in this country is, I have no hesitation in saying, nothing mornor less than a farce. The supply of subjects in this metropolis is so utterly inadequate that to suppose men learn operative surgery or even anatomy in the dissecting room is simplyabsurd. What, I ask, is the use of multiplying examinationsand of examining on the dead body or the like, when there arahsolntely no means of gaining such knowledge or experienceWhat would be the result ? Precisely what the College mosdeprecates-the multiplication of grinders, books of plates, &cAt any time it is a hard thing that a student should be hevvilimulcted for subjects, in addition to the fees which he is told badvertisement will comprehend the whole of his medical education; but, under the existing state of things, be he ever Sl
wealthy and diligent, subjects he cannot get. The rich an(

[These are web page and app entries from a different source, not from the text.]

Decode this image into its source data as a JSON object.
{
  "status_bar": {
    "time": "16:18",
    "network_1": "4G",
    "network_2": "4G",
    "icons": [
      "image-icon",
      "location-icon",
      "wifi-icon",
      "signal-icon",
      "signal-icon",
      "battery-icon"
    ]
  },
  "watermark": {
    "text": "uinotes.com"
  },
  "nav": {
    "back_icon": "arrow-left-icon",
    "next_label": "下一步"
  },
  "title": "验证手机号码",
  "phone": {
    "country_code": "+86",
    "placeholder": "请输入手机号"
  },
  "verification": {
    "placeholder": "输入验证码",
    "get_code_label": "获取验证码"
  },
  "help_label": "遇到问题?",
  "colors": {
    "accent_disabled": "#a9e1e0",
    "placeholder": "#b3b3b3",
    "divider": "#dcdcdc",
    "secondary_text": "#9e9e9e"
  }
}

hard-working fare the same as the poor and idle. The Councimay plan out new modes of examination; doubtless they wilhave as much success as other reforming bodies, who now wishthey had their old systems back again. Sir, the name of examination stinks in the nostrils of the public. Supply an(demand are correlative terms. Educate your student to ;

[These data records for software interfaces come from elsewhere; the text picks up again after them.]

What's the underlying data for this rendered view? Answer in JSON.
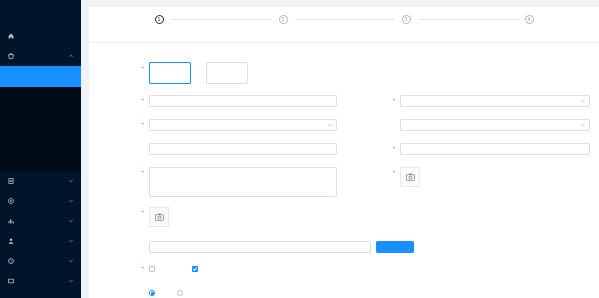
{
  "logo": "",
  "sidebar": {
    "items": [
      {
        "label": "",
        "icon": "home-icon",
        "expanded": false
      },
      {
        "label": "",
        "icon": "product-icon",
        "expanded": true,
        "children": [
          {
            "label": "",
            "active": true
          },
          {
            "label": "",
            "active": false
          },
          {
            "label": "",
            "active": false
          },
          {
            "label": "",
            "active": false
          },
          {
            "label": "",
            "active": false
          }
        ]
      },
      {
        "label": "",
        "icon": "order-icon",
        "expanded": false
      },
      {
        "label": "",
        "icon": "marketing-icon",
        "expanded": false
      },
      {
        "label": "",
        "icon": "finance-icon",
        "expanded": false
      },
      {
        "label": "",
        "icon": "user-icon",
        "expanded": false
      },
      {
        "label": "",
        "icon": "one-stop-icon",
        "expanded": false
      },
      {
        "label": "",
        "icon": "delivery-icon",
        "expanded": false
      }
    ]
  },
  "steps": [
    {
      "number": "1",
      "label": "",
      "active": true
    },
    {
      "number": "2",
      "label": "",
      "active": false
    },
    {
      "number": "3",
      "label": "",
      "active": false
    },
    {
      "number": "4",
      "label": "",
      "active": false
    }
  ],
  "form": {
    "product_type": {
      "label": "",
      "options": [
        {
          "title": "",
          "subtitle": "",
          "selected": true
        },
        {
          "title": "",
          "subtitle": "",
          "selected": false
        }
      ]
    },
    "product_name": {
      "label": "",
      "placeholder": ""
    },
    "merchant_category": {
      "label": "",
      "placeholder": ""
    },
    "platform_category": {
      "label": "",
      "placeholder": ""
    },
    "brand": {
      "label": "",
      "placeholder": ""
    },
    "keywords": {
      "label": "",
      "placeholder": ""
    },
    "unit": {
      "label": "",
      "placeholder": ""
    },
    "summary": {
      "label": "",
      "placeholder": ""
    },
    "cover_image": {
      "label": ""
    },
    "carousel_image": {
      "label": ""
    },
    "video": {
      "label": "",
      "placeholder": "",
      "button": ""
    },
    "delivery": {
      "label": "",
      "options": [
        {
          "label": "",
          "checked": false
        },
        {
          "label": "",
          "checked": true
        }
      ]
    },
    "custom_form": {
      "label": "",
      "options": [
        {
          "label": "",
          "checked": true
        },
        {
          "label": "",
          "checked": false
        }
      ]
    }
  },
  "colors": {
    "primary": "#1890ff",
    "sidebar_bg": "#001529",
    "required": "#e33333"
  }
}
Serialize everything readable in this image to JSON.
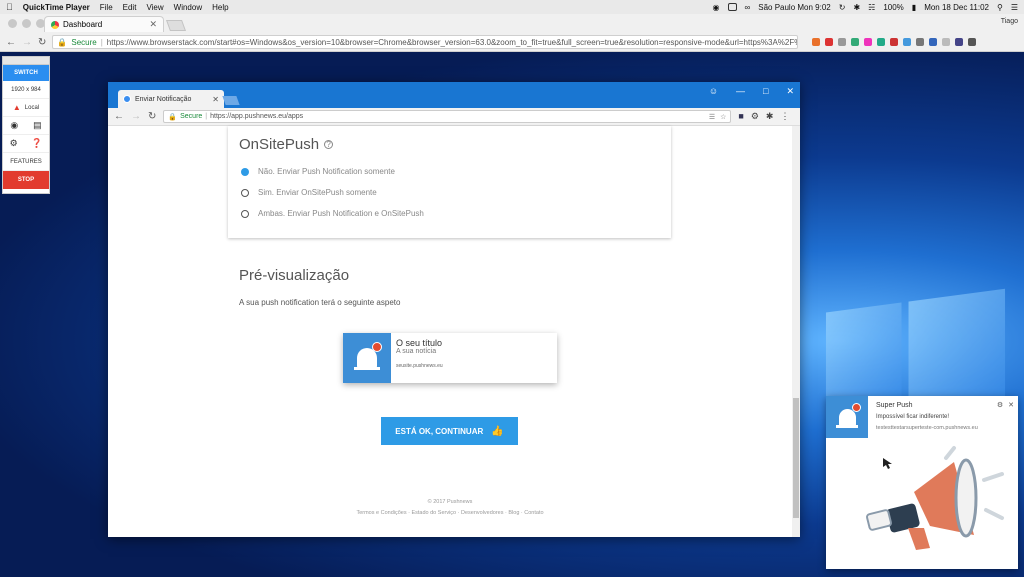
{
  "mac_menubar": {
    "app_name": "QuickTime Player",
    "items": [
      "File",
      "Edit",
      "View",
      "Window",
      "Help"
    ],
    "location_time": "São Paulo Mon 9:02",
    "battery": "100%",
    "datetime": "Mon 18 Dec  11:02"
  },
  "outer_browser": {
    "tab_title": "Dashboard",
    "user": "Tiago",
    "secure_label": "Secure",
    "url": "https://www.browserstack.com/start#os=Windows&os_version=10&browser=Chrome&browser_version=63.0&zoom_to_fit=true&full_screen=true&resolution=responsive-mode&url=https%3A%2F%2Fabr..."
  },
  "bs_panel": {
    "switch_label": "SWITCH",
    "resolution": "1920 x 984",
    "local_label": "Local",
    "features_label": "FEATURES",
    "stop_label": "STOP"
  },
  "inner_browser": {
    "tab_title": "Enviar Notificação",
    "secure_label": "Secure",
    "url": "https://app.pushnews.eu/apps"
  },
  "onsite": {
    "title": "OnSitePush",
    "options": [
      "Não. Enviar Push Notification somente",
      "Sim. Enviar OnSitePush somente",
      "Ambas. Enviar Push Notification e OnSitePush"
    ],
    "selected_index": 0
  },
  "preview": {
    "title": "Pré-visualização",
    "subtitle": "A sua push notification terá o seguinte aspeto",
    "notif_title": "O seu título",
    "notif_body": "A sua notícia",
    "notif_site": "seusite.pushnews.eu"
  },
  "cta": {
    "label": "ESTÁ OK, CONTINUAR"
  },
  "footer": {
    "copyright": "© 2017 Pushnews",
    "links": "Termos e Condições · Estado do Serviço · Desenvolvedores · Blog · Contato"
  },
  "popup": {
    "title": "Super Push",
    "message": "Impossível ficar indiferente!",
    "site": "testesttestarsuperteste-com.pushnews.eu"
  },
  "colors": {
    "accent": "#2e9be6",
    "titlebar": "#1976d2",
    "stop": "#e23b2e",
    "notif_icon_bg": "#3d8ed6"
  }
}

higher point, and then give him a harder examination. Whatin the name of common sense, is the use of raising the standar(when, within the last twelve months, once, if not oftener
eight men out of twelve have been rejected by the Collegeexaminers in one evening ? Let the Council bestir themselvesand provide a proper supply of subjects ; and when men havelearnt to operate and dissect, let them be examined thereupon

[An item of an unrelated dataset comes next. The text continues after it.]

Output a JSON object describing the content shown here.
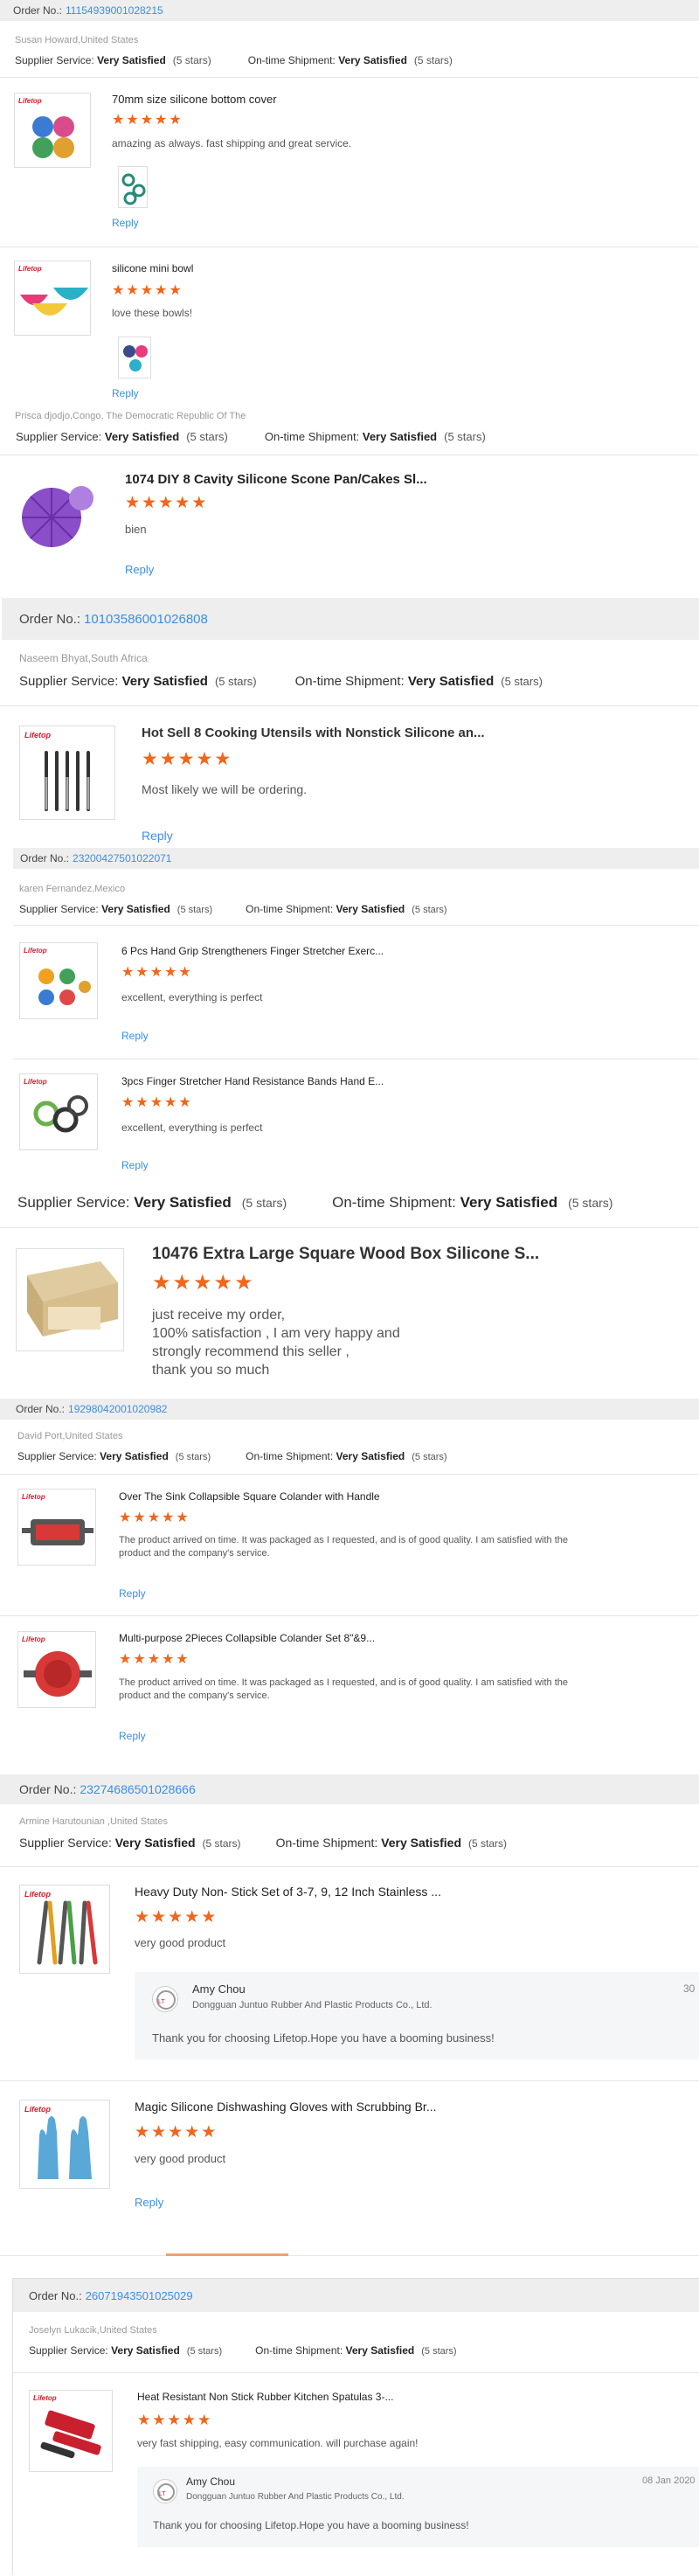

I am, Sir, your obedient servant,Jan. 1858. COMMON SENSE.
Medical News.APOTHECARIES’ HALL. - Names of gentlemen who
passed their examination in the science and practice of Medi.cine, and received certificates to practise, on
Thursday, December 31st, 1857.ROBERTS, D. LLOYD, Manchester.
Thursday, January 14th, 1858.DEVAROUX, DANIEL, Bromyard, Hereford.FINCH, WILLIAM CORBIN, Salisbury.PRITCHETT, HENRY, York.
BENE,FICENCE.-Mr. Denton, of Lincoln’s-inn-fields,who died a few weeks since, has bequeathed X500 to St. Luke’sHospital for Lunatics.-Miss E. Kemp, of Newcastle-upon-Trent, has bequeathed the following sums to the charities ofthat town:- £ 100 to the Female Penitentiary Dispensary;£100 to the Benefit Society for Married Women in their Con-finement; and X50 to the Indigent Sick Society.-The late SirCharles Mansfield Clarke, Bart., has bequeathed X200 to St.George’s Hospital, to found a prize for students educated inthat institution, to be called " the prize of Sir Charles Mans-field Clarke, Bart., for Good Conduct"; to the Army MedicalBenevolent Society, £500; the Society for the Relief of theWidows and Orphans of Medical Men, £500; the RoyalMedical Benevolent College, £50; the Asylum for Idiots, £50;the St. Alban’s Medical Club, .6100; and other sums to societiesnot strictly medical.’ APPOINTMENT.—Dr. J. G. Westmacott has been electedMedical Officer of the Paddington Provident Dispensary, inthe room of Mr. J. W. Howard, resigned.
THE PREMATURE DECAY OF TEETH AMONGST THEAMERICANS.—A great deal of discussion has occurred lately onthis subject amongst our Transatlantic brethren. The factappears to be generally admitted. The question raised is,how is it to be accounted for ? The dentists have, of course,entered vigorously into the discussion of this question. Thegeneral questions raised appear to be condensed in the follow-ing extract, which we take from the Scientific A merican:-" Our opinion as to the cause of the early decay of Americanteeth is still that it is principally due to our climate and to theuse of saleratus. We know persons, members of families, bywhom the use of cream of tartar and saleratus is carefullyavoided, and their teeth are as bad as those of persons who douse this article in their daily food. There can be little doubtthat decayed teeth do not proceed from one cause but many.These are trifling in themselves, but, when added up, make alarge sum. If we must instance these causes, we should give